There was a film made in 1956 that suggested that it was possible to fly around the world in a hot-air balloon in 80 days. Did you see it? These days, in jet-powered airliners, it’s possible to travel to around the globe in less than a couple of days. This next exercise will invite you to travel between several countries in minutes rather than days…
Do you enjoy travelling? What are your favourite destinations? Imagine if you could travel between then all in a matter of seconds. This next activity makes it possible, especially if you’re good at sums…
Reflection Tips & Strategies
Coupled with one or more reflection strategies, here are some sample questions you could use to process your group’s experience after playing this fun energiser game:
How many rotations of the ‘world’ did you accomplish? What does this mean?
How did it feel to win several rounds in a row?
How did it feel to lose several rounds in a row? What did you tell yourself?
What strategies did you employ to help you win? Was this fair to your opponent?
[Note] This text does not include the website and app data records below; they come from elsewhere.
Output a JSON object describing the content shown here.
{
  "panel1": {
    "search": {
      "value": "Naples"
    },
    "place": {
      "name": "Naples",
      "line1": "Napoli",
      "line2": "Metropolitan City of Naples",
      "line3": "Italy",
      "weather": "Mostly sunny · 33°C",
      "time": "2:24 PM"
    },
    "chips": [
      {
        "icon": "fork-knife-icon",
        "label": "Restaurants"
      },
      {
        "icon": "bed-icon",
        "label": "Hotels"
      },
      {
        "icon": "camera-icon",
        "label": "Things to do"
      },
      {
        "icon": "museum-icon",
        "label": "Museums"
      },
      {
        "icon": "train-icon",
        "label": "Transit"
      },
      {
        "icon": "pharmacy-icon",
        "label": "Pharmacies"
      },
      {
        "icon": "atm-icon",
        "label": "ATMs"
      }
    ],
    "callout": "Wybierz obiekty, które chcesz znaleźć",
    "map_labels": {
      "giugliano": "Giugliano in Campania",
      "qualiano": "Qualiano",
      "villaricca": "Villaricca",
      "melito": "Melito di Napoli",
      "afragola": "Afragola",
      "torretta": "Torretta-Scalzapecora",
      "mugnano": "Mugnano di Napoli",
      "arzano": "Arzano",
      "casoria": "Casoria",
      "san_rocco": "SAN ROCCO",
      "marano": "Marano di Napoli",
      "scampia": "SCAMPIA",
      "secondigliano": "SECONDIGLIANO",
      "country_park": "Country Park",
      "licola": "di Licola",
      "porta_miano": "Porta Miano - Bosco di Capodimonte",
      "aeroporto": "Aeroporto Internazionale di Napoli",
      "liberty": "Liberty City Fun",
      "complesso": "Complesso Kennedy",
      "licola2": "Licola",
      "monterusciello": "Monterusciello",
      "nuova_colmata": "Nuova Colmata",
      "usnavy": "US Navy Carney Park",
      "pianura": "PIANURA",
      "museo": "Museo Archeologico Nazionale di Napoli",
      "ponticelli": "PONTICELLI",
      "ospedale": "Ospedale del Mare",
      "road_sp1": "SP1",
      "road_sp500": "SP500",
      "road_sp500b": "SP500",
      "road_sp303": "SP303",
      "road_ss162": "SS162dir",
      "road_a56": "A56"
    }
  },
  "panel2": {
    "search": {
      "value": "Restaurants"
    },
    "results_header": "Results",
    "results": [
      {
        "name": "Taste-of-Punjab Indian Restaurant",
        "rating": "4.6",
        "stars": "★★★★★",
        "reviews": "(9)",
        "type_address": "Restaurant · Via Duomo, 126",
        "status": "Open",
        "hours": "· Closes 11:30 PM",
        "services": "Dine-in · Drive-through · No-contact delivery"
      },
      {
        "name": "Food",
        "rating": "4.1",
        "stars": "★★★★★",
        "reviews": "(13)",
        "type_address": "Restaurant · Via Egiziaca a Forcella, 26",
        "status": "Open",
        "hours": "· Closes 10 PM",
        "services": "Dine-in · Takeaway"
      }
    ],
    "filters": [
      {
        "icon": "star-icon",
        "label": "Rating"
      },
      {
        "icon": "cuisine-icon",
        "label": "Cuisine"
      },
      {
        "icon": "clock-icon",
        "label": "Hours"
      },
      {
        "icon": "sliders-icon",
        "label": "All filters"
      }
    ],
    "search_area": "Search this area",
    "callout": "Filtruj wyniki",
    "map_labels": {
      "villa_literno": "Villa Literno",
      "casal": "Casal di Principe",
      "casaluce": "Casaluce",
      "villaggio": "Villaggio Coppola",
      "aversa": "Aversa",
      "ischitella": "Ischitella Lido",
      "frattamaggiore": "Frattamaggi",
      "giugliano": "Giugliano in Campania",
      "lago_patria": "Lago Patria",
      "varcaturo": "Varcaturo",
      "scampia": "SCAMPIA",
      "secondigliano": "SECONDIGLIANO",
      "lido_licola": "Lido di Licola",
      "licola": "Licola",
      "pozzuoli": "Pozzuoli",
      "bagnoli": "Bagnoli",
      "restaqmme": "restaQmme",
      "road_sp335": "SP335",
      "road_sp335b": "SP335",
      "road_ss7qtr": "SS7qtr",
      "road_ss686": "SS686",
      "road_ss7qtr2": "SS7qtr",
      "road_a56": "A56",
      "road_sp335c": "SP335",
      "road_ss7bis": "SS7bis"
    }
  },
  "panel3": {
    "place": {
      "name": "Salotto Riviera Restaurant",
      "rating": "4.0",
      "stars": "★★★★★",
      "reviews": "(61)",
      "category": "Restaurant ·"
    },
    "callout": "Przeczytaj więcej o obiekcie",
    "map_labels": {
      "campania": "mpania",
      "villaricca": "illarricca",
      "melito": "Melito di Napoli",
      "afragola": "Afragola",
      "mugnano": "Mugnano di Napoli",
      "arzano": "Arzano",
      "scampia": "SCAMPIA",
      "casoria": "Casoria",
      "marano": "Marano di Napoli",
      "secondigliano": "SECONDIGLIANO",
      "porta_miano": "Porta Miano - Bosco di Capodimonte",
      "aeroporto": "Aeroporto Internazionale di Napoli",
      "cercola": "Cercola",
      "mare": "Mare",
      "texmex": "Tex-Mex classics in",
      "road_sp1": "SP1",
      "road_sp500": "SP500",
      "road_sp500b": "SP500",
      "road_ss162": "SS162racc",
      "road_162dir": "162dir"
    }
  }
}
The inspiration for this adaptation of the popular energiser game Your Add was created in 2015 when a group of teachers I was working with in China challenged me to create a maths game that would involve lots of interaction and movement. Both the Maths and Physical Education teachers loved it.